Aim of the exercise:
Go to the line that contains "Decode this image", then write out that line and all that follow to the end of the listing, exactly and without pictures.

Given entries:

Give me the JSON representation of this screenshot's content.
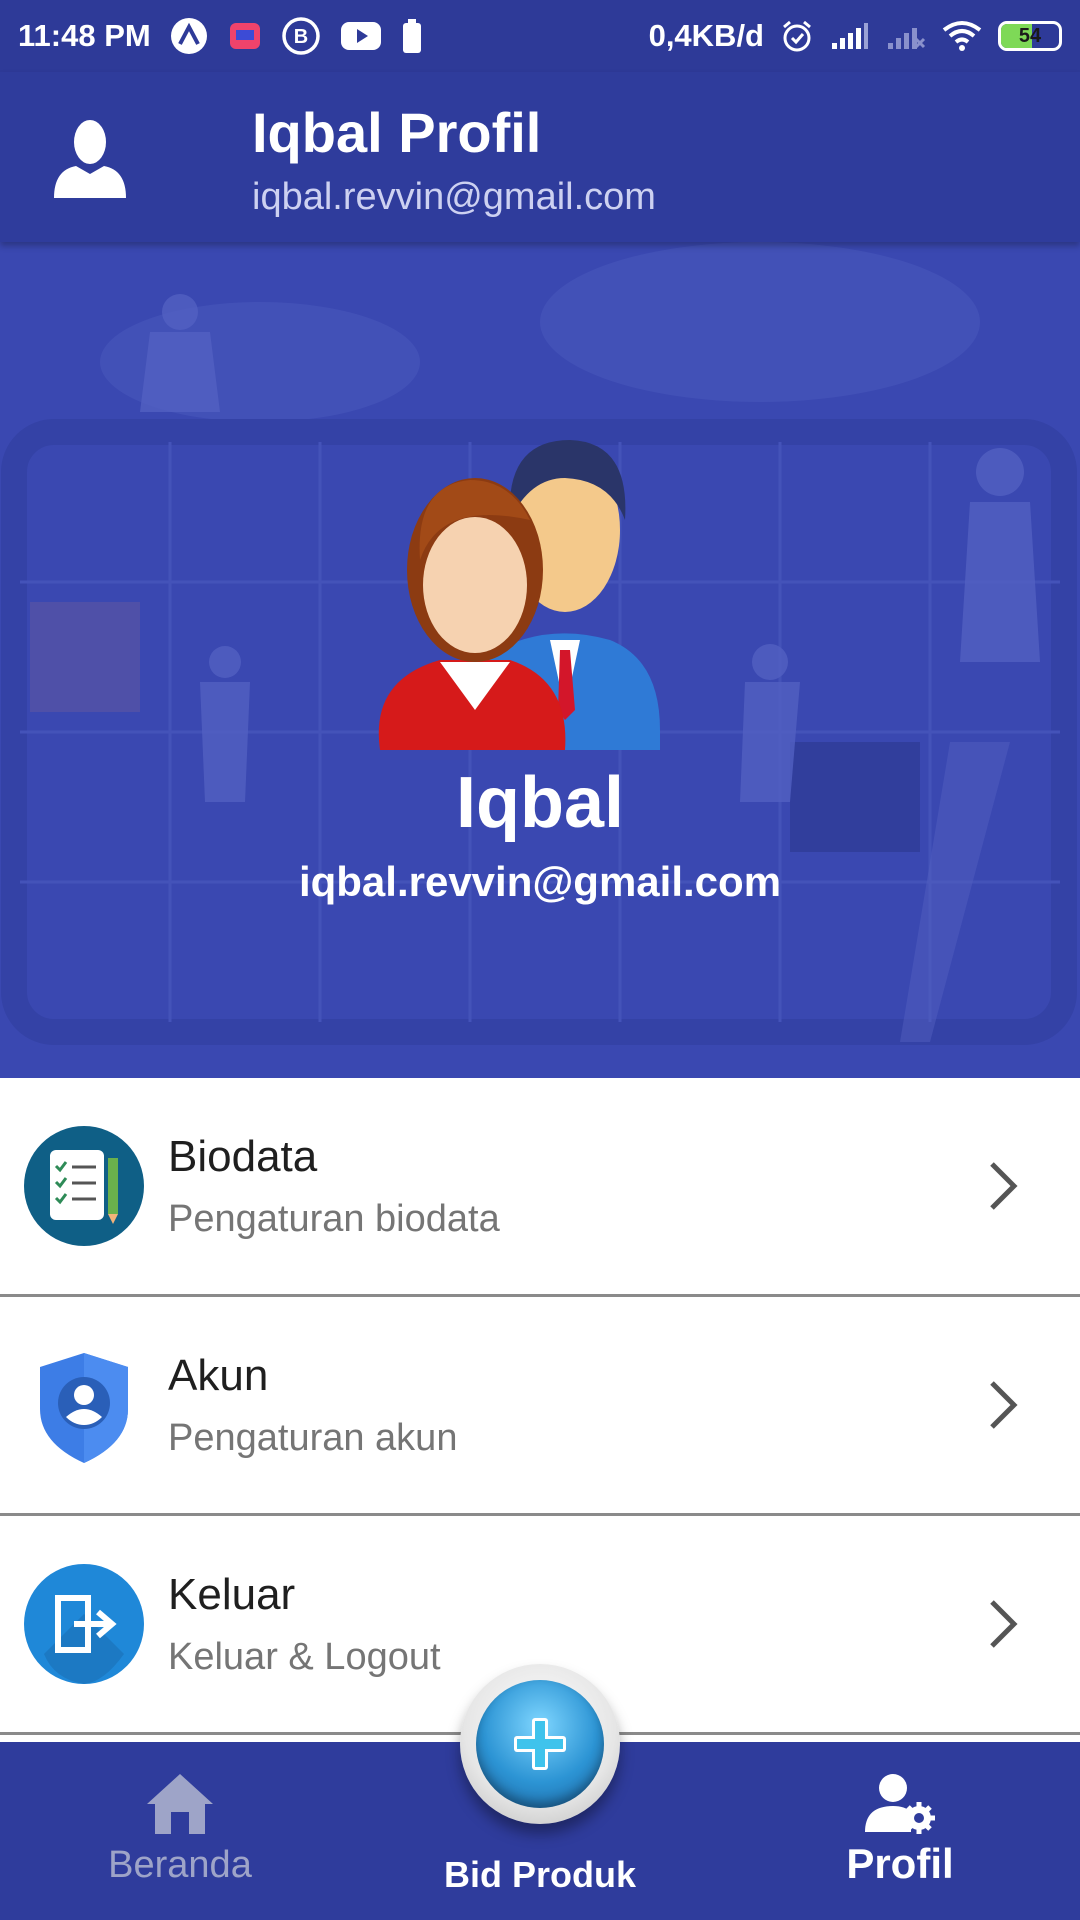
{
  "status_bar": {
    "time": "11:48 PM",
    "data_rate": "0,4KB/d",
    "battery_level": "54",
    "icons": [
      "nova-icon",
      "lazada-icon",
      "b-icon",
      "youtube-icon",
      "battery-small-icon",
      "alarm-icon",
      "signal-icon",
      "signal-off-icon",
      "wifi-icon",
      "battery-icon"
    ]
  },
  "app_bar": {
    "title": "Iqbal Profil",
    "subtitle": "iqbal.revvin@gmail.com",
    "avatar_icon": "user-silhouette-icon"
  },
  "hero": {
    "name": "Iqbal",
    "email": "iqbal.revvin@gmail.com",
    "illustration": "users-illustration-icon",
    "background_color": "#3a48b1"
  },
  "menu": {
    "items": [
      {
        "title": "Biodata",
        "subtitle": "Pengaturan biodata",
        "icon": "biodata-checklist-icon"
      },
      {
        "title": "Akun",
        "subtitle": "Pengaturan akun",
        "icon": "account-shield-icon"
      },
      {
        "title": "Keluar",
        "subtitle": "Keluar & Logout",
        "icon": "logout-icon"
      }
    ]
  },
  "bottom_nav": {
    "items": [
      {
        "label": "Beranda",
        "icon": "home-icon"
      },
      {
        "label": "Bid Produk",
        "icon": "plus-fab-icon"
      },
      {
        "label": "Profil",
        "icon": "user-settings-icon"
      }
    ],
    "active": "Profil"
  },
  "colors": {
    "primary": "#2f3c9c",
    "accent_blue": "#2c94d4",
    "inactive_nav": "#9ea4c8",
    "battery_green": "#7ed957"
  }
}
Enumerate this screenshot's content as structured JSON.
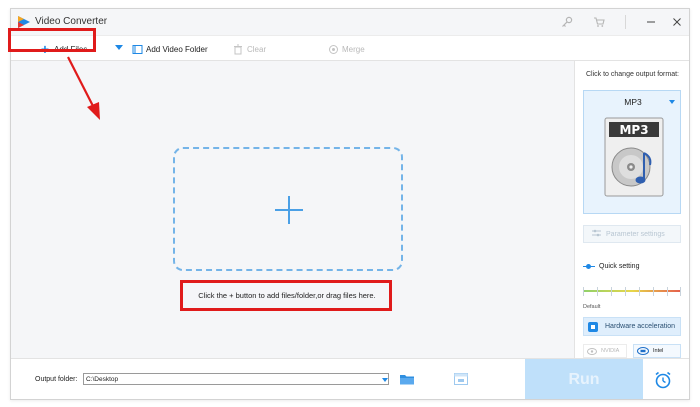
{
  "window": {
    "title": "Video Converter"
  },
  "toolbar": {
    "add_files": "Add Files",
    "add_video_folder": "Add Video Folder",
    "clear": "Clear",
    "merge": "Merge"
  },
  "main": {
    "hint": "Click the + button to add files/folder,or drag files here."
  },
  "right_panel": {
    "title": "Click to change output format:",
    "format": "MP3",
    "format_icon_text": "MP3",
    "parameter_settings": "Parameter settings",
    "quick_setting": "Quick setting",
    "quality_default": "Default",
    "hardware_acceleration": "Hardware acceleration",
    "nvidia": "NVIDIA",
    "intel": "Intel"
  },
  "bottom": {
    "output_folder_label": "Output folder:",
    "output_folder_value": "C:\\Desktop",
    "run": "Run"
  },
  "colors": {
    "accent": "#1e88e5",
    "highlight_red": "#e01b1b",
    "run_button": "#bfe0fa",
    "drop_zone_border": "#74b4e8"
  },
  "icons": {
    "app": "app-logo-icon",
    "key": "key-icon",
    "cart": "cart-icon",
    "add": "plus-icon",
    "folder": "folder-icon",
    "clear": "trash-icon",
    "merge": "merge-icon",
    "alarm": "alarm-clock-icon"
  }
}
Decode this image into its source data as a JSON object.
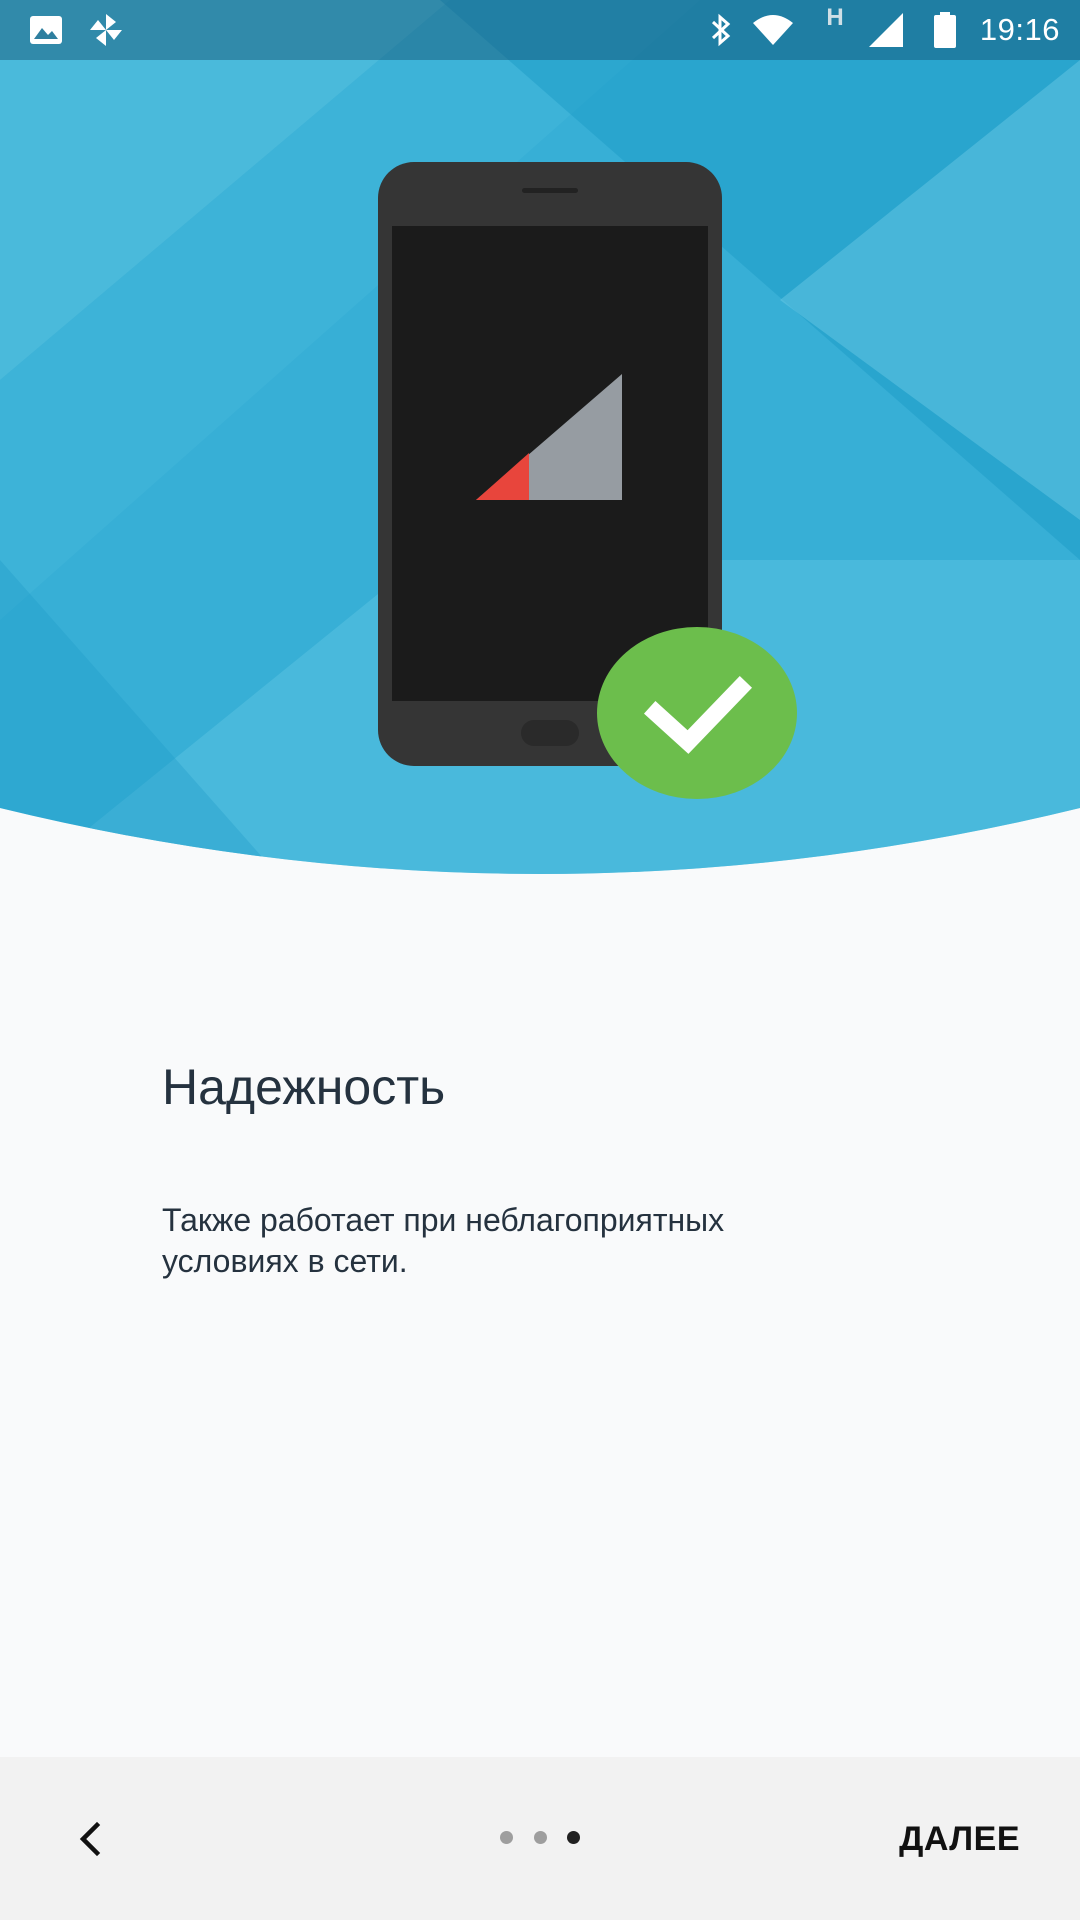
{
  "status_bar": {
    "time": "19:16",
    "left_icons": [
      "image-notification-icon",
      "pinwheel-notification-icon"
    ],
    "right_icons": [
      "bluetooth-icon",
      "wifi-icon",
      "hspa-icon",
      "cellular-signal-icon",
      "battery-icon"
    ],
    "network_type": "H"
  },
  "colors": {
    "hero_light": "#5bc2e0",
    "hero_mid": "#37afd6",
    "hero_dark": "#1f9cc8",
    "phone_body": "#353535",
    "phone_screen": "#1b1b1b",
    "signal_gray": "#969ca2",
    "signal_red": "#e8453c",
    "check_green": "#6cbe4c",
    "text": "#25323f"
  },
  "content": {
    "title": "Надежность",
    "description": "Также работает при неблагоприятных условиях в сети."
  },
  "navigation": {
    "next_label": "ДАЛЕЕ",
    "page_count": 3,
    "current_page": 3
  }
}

Task output:
Decode this image into its source data as a JSON object.
{
  "status_bar": {
    "time": "19:16",
    "left_icons": [
      "image-notification-icon",
      "pinwheel-notification-icon"
    ],
    "right_icons": [
      "bluetooth-icon",
      "wifi-icon",
      "hspa-icon",
      "cellular-signal-icon",
      "battery-icon"
    ],
    "network_type": "H"
  },
  "colors": {
    "hero_light": "#5bc2e0",
    "hero_mid": "#37afd6",
    "hero_dark": "#1f9cc8",
    "phone_body": "#353535",
    "phone_screen": "#1b1b1b",
    "signal_gray": "#969ca2",
    "signal_red": "#e8453c",
    "check_green": "#6cbe4c",
    "text": "#25323f"
  },
  "content": {
    "title": "Надежность",
    "description": "Также работает при неблагоприятных условиях в сети."
  },
  "navigation": {
    "next_label": "ДАЛЕЕ",
    "page_count": 3,
    "current_page": 3
  }
}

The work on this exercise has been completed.